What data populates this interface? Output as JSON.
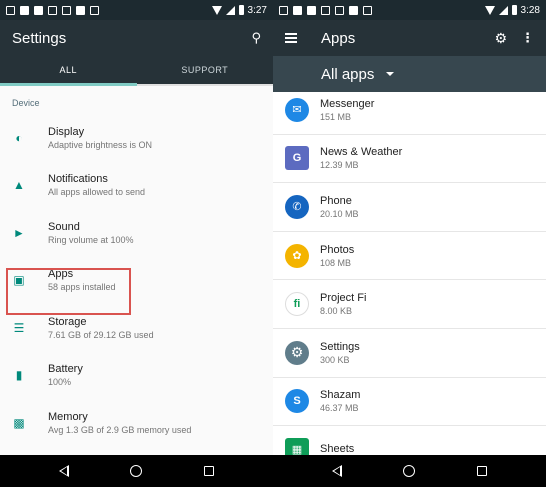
{
  "left": {
    "status_time": "3:27",
    "title": "Settings",
    "tabs": [
      "ALL",
      "SUPPORT"
    ],
    "section": "Device",
    "items": [
      {
        "title": "Display",
        "subtitle": "Adaptive brightness is ON",
        "icon": "brightness-icon"
      },
      {
        "title": "Notifications",
        "subtitle": "All apps allowed to send",
        "icon": "bell-icon"
      },
      {
        "title": "Sound",
        "subtitle": "Ring volume at 100%",
        "icon": "volume-icon"
      },
      {
        "title": "Apps",
        "subtitle": "58 apps installed",
        "icon": "android-icon"
      },
      {
        "title": "Storage",
        "subtitle": "7.61 GB of 29.12 GB used",
        "icon": "storage-icon"
      },
      {
        "title": "Battery",
        "subtitle": "100%",
        "icon": "battery-icon"
      },
      {
        "title": "Memory",
        "subtitle": "Avg 1.3 GB of 2.9 GB memory used",
        "icon": "memory-icon"
      }
    ]
  },
  "right": {
    "status_time": "3:28",
    "title": "Apps",
    "filter": "All apps",
    "apps": [
      {
        "name": "Messenger",
        "size": "151 MB",
        "color": "#1e88e5",
        "glyph": "✉"
      },
      {
        "name": "News & Weather",
        "size": "12.39 MB",
        "color": "#5c6bc0",
        "glyph": "G"
      },
      {
        "name": "Phone",
        "size": "20.10 MB",
        "color": "#1565c0",
        "glyph": "✆"
      },
      {
        "name": "Photos",
        "size": "108 MB",
        "color": "#f4b400",
        "glyph": "✿"
      },
      {
        "name": "Project Fi",
        "size": "8.00 KB",
        "color": "#e0e0e0",
        "glyph": "fi"
      },
      {
        "name": "Settings",
        "size": "300 KB",
        "color": "#607d8b",
        "glyph": "⚙"
      },
      {
        "name": "Shazam",
        "size": "46.37 MB",
        "color": "#1e88e5",
        "glyph": "S"
      },
      {
        "name": "Sheets",
        "size": "",
        "color": "#0f9d58",
        "glyph": "▦"
      }
    ]
  }
}
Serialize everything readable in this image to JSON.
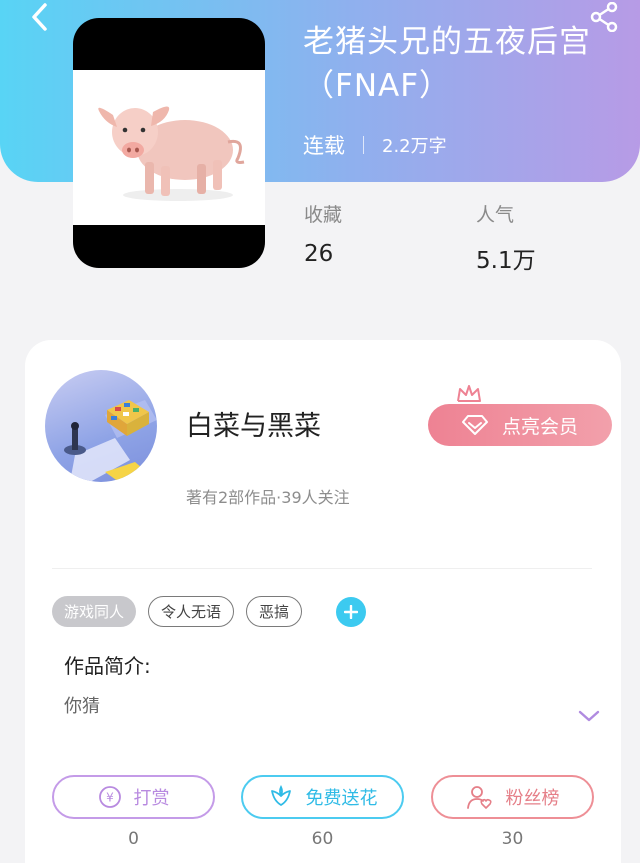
{
  "book": {
    "title": "老猪头兄的五夜后宫（FNAF）",
    "status": "连载",
    "words": "2.2万字"
  },
  "stats": [
    {
      "label": "收藏",
      "value": "26"
    },
    {
      "label": "人气",
      "value": "5.1万"
    }
  ],
  "author": {
    "name": "白菜与黑菜",
    "meta": "著有2部作品·39人关注",
    "vip_label": "点亮会员"
  },
  "tags": [
    "游戏同人",
    "令人无语",
    "恶搞"
  ],
  "intro": {
    "title": "作品简介:",
    "text": "你猜"
  },
  "actions": [
    {
      "label": "打赏",
      "count": "0",
      "color": "#c49be8",
      "icon": "yen-coin-icon"
    },
    {
      "label": "免费送花",
      "count": "60",
      "color": "#4ccbf0",
      "icon": "flower-icon"
    },
    {
      "label": "粉丝榜",
      "count": "30",
      "color": "#ee8f96",
      "icon": "fans-ranking-icon"
    }
  ],
  "colors": {
    "header_gradient_start": "#58d4f5",
    "header_gradient_end": "#b79be6",
    "vip": "#ee8293",
    "accent_blue": "#3ccaf0"
  }
}
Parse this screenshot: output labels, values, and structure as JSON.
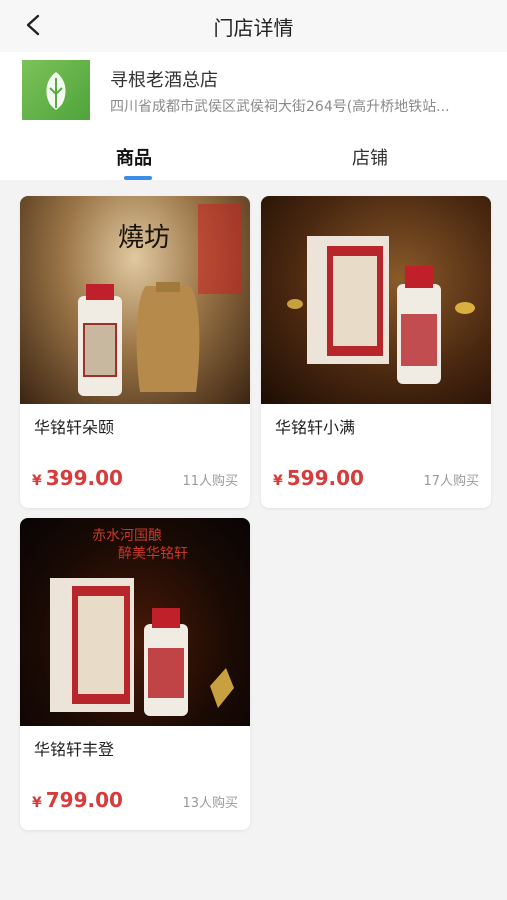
{
  "header": {
    "title": "门店详情"
  },
  "store": {
    "name": "寻根老酒总店",
    "address": "四川省成都市武侯区武侯祠大街264号(高升桥地铁站..."
  },
  "tabs": [
    {
      "label": "商品"
    },
    {
      "label": "店铺"
    }
  ],
  "products": [
    {
      "name": "华铭轩朵颐",
      "currency": "¥",
      "price": "399.00",
      "sold": "11人购买"
    },
    {
      "name": "华铭轩小满",
      "currency": "¥",
      "price": "599.00",
      "sold": "17人购买"
    },
    {
      "name": "华铭轩丰登",
      "currency": "¥",
      "price": "799.00",
      "sold": "13人购买"
    }
  ],
  "image_texts": {
    "p1_title": "燒坊",
    "p3_slogan_1": "赤水河国酿",
    "p3_slogan_2": "醉美华铭轩"
  },
  "colors": {
    "accent": "#3a8ee6",
    "price": "#d83b3b"
  }
}
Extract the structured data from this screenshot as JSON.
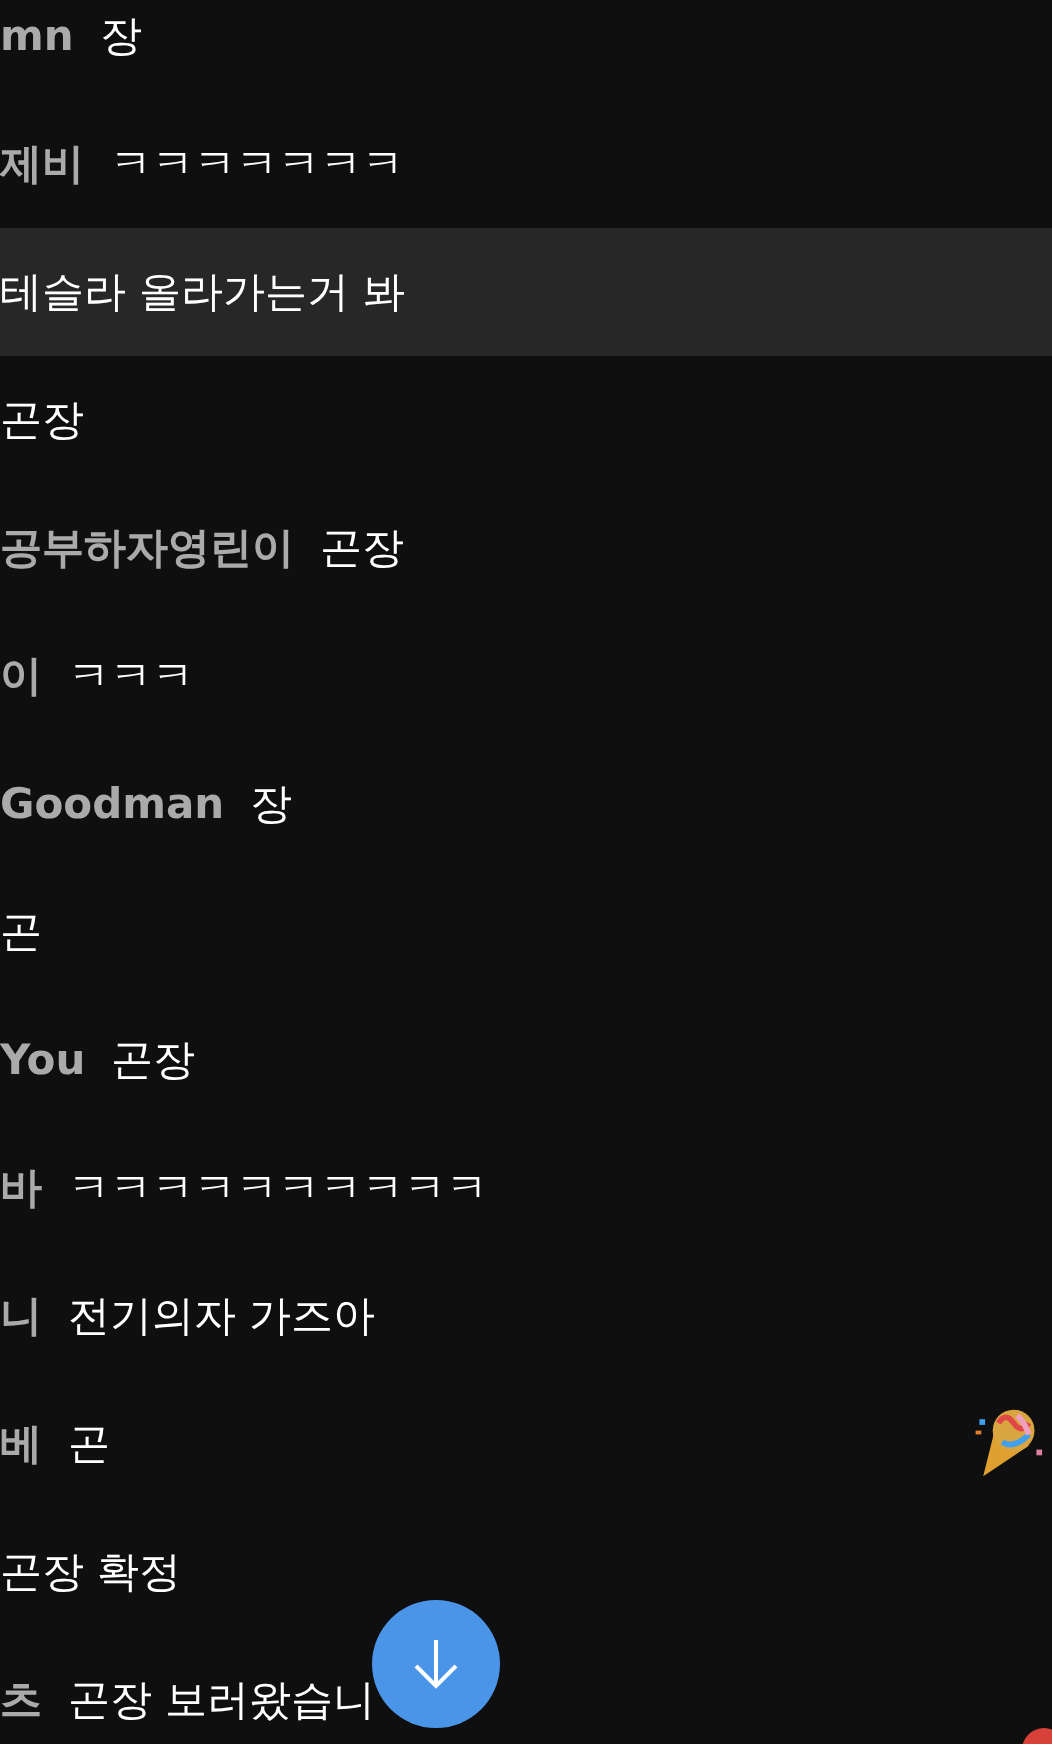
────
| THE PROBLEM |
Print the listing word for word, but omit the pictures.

| EXERCISE RESPONSE |
What data populates this interface? Output as JSON.
{
  "left": {
    "status_time": "3:27",
    "title": "Settings",
    "tabs": [
      "ALL",
      "SUPPORT"
    ],
    "section": "Device",
    "items": [
      {
        "title": "Display",
        "subtitle": "Adaptive brightness is ON",
        "icon": "brightness-icon"
      },
      {
        "title": "Notifications",
        "subtitle": "All apps allowed to send",
        "icon": "bell-icon"
      },
      {
        "title": "Sound",
        "subtitle": "Ring volume at 100%",
        "icon": "volume-icon"
      },
      {
        "title": "Apps",
        "subtitle": "58 apps installed",
        "icon": "android-icon"
      },
      {
        "title": "Storage",
        "subtitle": "7.61 GB of 29.12 GB used",
        "icon": "storage-icon"
      },
      {
        "title": "Battery",
        "subtitle": "100%",
        "icon": "battery-icon"
      },
      {
        "title": "Memory",
        "subtitle": "Avg 1.3 GB of 2.9 GB memory used",
        "icon": "memory-icon"
      }
    ]
  },
  "right": {
    "status_time": "3:28",
    "title": "Apps",
    "filter": "All apps",
    "apps": [
      {
        "name": "Messenger",
        "size": "151 MB",
        "color": "#1e88e5",
        "glyph": "✉"
      },
      {
        "name": "News & Weather",
        "size": "12.39 MB",
        "color": "#5c6bc0",
        "glyph": "G"
      },
      {
        "name": "Phone",
        "size": "20.10 MB",
        "color": "#1565c0",
        "glyph": "✆"
      },
      {
        "name": "Photos",
        "size": "108 MB",
        "color": "#f4b400",
        "glyph": "✿"
      },
      {
        "name": "Project Fi",
        "size": "8.00 KB",
        "color": "#e0e0e0",
        "glyph": "fi"
      },
      {
        "name": "Settings",
        "size": "300 KB",
        "color": "#607d8b",
        "glyph": "⚙"
      },
      {
        "name": "Shazam",
        "size": "46.37 MB",
        "color": "#1e88e5",
        "glyph": "S"
      },
      {
        "name": "Sheets",
        "size": "",
        "color": "#0f9d58",
        "glyph": "▦"
      }
    ]
  }
}
Serialize everything readable in this image to JSON.
{
  "book": {
    "title": "老猪头兄的五夜后宫（FNAF）",
    "status": "连载",
    "words": "2.2万字"
  },
  "stats": [
    {
      "label": "收藏",
      "value": "26"
    },
    {
      "label": "人气",
      "value": "5.1万"
    }
  ],
  "author": {
    "name": "白菜与黑菜",
    "meta": "著有2部作品·39人关注",
    "vip_label": "点亮会员"
  },
  "tags": [
    "游戏同人",
    "令人无语",
    "恶搞"
  ],
  "intro": {
    "title": "作品简介:",
    "text": "你猜"
  },
  "actions": [
    {
      "label": "打赏",
      "count": "0",
      "color": "#c49be8",
      "icon": "yen-coin-icon"
    },
    {
      "label": "免费送花",
      "count": "60",
      "color": "#4ccbf0",
      "icon": "flower-icon"
    },
    {
      "label": "粉丝榜",
      "count": "30",
      "color": "#ee8f96",
      "icon": "fans-ranking-icon"
    }
  ],
  "colors": {
    "header_gradient_start": "#58d4f5",
    "header_gradient_end": "#b79be6",
    "vip": "#ee8293",
    "accent_blue": "#3ccaf0"
  }
}
Parse this screenshot: output labels, values, and structure as JSON.
{
  "header": {
    "title": "门店详情"
  },
  "store": {
    "name": "寻根老酒总店",
    "address": "四川省成都市武侯区武侯祠大街264号(高升桥地铁站..."
  },
  "tabs": [
    {
      "label": "商品"
    },
    {
      "label": "店铺"
    }
  ],
  "products": [
    {
      "name": "华铭轩朵颐",
      "currency": "¥",
      "price": "399.00",
      "sold": "11人购买"
    },
    {
      "name": "华铭轩小满",
      "currency": "¥",
      "price": "599.00",
      "sold": "17人购买"
    },
    {
      "name": "华铭轩丰登",
      "currency": "¥",
      "price": "799.00",
      "sold": "13人购买"
    }
  ],
  "image_texts": {
    "p1_title": "燒坊",
    "p3_slogan_1": "赤水河国酿",
    "p3_slogan_2": "醉美华铭轩"
  },
  "colors": {
    "accent": "#3a8ee6",
    "price": "#d83b3b"
  }
}
Extract the structured data from this screenshot as JSON.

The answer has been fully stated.